California’s minority-owned businesses are a powerful asset to the state’s economy, generating $28.7 billion in tax revenue and supporting 2.6 million jobs annually, according to a new report issued earlier this month.
The report also found that these minority-owned businesses contribute $192.8 billion in economic output, which is more than the annual gross domestic product (GDP) of 18 U.S. states.
California is home to millions of businesses, with minority-owned small businesses accounting for 45% of all small businesses in the state.
Recognizing the importance of monitoring the status of California’s minority-owned small businesses for evaluating the successes and/or failures of California state and local policies and for evaluating the overall health of California’s population and economy, the California Office of the Small Business Advocate (CalOSBA) commissioned a research report prepared by Beacon Economics, LLC.
Preparation of the “State of Diverse Small Businesses in California” report was aided by California’s largest minority chambers of commerce—the California Asian Pacific Chamber of Commerce, the California African-American Chamber of Commerce and the California Hispanic Chamber of Commerce—and is the state’s first such report on the economic, fiscal, and social impact of diverse firms across the state.
The report examined businesses from four racial/ethnic groups: Asians, Hispanics, Black/African Americans, and Native Americans. It referred to Census Bureau data sources from 2019, the most recent data year for which all individual data points used were available as of the publication of the report this month.
The report findings will help CalOSBA and private organizations better target supportive government policies and investments for minority firms and entrepreneurs, as well as raise the visibility of their contributions toward job creation, tax revenues, and healthy communities to policymakers in the public and private sectors, the CalOSBA said in a statement.
“This level of detailed data is critical to our effort to effectively promote economic development policy that serves the needs of these businesses on the statewide and local levels.

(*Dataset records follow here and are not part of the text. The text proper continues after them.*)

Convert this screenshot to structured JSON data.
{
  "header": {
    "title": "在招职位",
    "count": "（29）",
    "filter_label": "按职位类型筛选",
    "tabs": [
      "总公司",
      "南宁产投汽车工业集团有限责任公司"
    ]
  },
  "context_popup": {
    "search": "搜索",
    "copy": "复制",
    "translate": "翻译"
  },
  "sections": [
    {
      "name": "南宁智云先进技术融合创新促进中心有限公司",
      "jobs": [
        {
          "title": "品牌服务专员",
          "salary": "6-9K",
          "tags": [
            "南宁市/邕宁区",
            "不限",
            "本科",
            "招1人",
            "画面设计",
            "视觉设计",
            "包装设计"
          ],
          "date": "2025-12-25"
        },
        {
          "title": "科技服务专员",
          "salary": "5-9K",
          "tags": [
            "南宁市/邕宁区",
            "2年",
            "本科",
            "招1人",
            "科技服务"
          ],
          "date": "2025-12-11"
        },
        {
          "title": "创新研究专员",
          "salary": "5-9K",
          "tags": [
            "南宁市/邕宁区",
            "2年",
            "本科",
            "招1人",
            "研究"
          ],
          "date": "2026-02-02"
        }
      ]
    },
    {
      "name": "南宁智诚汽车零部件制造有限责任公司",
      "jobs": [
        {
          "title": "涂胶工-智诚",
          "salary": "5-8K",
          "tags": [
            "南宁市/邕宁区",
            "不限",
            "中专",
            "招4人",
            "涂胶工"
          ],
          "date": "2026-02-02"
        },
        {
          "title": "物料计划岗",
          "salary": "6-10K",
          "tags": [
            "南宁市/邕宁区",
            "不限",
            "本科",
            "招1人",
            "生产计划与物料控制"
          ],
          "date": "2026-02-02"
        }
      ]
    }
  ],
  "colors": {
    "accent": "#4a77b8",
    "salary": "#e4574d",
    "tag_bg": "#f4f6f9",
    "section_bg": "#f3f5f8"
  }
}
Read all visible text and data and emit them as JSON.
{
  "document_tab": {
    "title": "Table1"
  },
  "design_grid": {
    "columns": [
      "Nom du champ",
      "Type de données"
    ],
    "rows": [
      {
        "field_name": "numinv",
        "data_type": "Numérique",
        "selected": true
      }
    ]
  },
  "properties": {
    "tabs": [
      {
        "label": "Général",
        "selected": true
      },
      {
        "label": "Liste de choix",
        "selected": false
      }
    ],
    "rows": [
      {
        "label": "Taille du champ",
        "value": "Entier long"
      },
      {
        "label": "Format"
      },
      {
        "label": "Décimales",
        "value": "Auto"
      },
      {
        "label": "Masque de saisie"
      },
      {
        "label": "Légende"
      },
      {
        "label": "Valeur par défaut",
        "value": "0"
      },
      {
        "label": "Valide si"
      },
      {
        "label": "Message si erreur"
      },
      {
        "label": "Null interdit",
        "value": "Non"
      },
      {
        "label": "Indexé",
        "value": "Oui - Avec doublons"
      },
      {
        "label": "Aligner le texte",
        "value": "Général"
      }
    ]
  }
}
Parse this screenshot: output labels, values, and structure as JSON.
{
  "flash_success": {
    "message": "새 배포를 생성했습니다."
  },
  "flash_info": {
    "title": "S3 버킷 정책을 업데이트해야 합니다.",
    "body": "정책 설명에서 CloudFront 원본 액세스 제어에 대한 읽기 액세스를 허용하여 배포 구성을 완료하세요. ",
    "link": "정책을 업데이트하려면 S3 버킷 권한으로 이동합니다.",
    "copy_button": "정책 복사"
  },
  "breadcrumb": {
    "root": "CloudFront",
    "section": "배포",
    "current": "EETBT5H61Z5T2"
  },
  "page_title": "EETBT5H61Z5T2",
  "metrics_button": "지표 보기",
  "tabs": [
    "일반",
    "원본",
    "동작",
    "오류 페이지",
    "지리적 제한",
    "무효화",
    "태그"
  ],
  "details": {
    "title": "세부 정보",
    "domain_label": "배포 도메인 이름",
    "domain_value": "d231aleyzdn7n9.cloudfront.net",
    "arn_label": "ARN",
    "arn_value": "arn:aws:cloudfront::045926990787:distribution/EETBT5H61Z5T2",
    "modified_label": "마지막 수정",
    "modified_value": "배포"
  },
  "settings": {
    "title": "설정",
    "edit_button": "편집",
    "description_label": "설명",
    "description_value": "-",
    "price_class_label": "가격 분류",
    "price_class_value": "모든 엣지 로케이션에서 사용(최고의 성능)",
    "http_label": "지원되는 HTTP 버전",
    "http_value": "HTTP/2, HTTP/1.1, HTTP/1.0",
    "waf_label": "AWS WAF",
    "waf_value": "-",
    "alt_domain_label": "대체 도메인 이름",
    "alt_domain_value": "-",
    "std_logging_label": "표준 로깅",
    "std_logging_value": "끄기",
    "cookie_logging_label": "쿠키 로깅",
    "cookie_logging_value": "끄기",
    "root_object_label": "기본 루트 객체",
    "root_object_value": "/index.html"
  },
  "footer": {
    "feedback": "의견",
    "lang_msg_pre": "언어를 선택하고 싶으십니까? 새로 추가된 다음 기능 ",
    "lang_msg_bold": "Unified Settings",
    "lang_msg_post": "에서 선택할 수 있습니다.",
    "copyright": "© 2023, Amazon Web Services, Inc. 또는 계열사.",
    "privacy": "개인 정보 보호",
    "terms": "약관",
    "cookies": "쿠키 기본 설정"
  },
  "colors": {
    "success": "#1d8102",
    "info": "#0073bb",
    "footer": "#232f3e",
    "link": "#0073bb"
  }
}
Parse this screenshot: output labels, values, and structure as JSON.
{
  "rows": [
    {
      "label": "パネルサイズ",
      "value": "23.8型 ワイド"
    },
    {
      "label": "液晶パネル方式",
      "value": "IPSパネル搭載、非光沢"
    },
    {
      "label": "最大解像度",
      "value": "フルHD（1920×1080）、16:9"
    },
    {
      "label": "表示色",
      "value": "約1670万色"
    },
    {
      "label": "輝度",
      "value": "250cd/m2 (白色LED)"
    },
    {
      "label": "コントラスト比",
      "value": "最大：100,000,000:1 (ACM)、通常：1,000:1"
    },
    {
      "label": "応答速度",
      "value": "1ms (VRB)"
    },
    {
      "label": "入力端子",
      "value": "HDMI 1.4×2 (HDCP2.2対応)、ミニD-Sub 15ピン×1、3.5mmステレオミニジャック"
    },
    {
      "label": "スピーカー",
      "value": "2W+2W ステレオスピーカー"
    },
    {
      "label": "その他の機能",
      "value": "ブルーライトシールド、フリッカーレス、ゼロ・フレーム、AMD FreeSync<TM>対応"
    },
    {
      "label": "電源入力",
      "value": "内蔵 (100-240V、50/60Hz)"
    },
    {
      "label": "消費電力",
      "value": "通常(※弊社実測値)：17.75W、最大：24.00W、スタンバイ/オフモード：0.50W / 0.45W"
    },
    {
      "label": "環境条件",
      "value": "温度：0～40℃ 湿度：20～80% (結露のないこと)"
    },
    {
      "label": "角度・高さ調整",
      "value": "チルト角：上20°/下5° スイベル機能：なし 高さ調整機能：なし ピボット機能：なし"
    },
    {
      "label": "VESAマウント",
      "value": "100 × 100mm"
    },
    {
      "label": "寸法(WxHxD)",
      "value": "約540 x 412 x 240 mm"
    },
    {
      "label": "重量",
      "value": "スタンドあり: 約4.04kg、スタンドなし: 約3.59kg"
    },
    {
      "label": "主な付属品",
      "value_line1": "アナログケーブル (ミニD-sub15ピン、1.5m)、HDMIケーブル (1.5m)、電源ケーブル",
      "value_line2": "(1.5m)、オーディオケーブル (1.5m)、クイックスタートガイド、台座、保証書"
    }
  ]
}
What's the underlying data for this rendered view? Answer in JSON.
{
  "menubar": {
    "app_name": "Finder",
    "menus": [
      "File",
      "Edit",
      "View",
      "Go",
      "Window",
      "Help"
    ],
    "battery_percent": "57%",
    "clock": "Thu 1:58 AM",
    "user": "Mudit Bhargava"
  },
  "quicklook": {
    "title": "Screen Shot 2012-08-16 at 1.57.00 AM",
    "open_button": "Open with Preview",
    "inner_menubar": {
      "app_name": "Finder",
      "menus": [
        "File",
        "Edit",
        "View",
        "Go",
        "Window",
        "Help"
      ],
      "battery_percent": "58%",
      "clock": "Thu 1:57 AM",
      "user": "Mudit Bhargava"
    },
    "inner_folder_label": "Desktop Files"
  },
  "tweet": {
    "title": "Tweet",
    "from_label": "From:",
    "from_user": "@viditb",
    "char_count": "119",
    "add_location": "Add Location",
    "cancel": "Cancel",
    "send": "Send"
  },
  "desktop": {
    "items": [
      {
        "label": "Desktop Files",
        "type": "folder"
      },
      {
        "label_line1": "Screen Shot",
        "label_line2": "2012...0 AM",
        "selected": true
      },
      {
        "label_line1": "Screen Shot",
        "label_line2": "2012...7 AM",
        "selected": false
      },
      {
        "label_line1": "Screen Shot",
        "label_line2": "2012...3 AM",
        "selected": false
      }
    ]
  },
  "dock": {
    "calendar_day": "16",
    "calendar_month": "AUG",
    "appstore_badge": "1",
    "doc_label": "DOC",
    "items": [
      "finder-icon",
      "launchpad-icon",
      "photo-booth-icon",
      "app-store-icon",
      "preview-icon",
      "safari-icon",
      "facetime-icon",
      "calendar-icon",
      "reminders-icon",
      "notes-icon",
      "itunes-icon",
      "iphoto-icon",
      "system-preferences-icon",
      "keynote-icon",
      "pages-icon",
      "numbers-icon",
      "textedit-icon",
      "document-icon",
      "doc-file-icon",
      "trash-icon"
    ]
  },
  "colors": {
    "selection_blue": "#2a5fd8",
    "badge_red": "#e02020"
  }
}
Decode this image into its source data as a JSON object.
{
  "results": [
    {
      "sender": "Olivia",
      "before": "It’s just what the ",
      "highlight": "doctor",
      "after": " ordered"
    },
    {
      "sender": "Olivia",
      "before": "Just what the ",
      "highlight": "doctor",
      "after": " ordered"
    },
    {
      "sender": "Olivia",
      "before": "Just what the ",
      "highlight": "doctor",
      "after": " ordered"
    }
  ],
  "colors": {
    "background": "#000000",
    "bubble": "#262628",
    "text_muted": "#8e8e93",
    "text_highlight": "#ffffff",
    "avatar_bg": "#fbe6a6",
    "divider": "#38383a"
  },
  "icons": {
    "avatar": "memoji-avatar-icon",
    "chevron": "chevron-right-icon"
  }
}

Stakeholders around the state can now plainly see the priority of serving these small business-owners,” said Pat Fong Kushida, president and CEO of the California Asian Pacific Chamber of Commerce.
To read the report’s Executive Summary, click here.
For the full report, click here.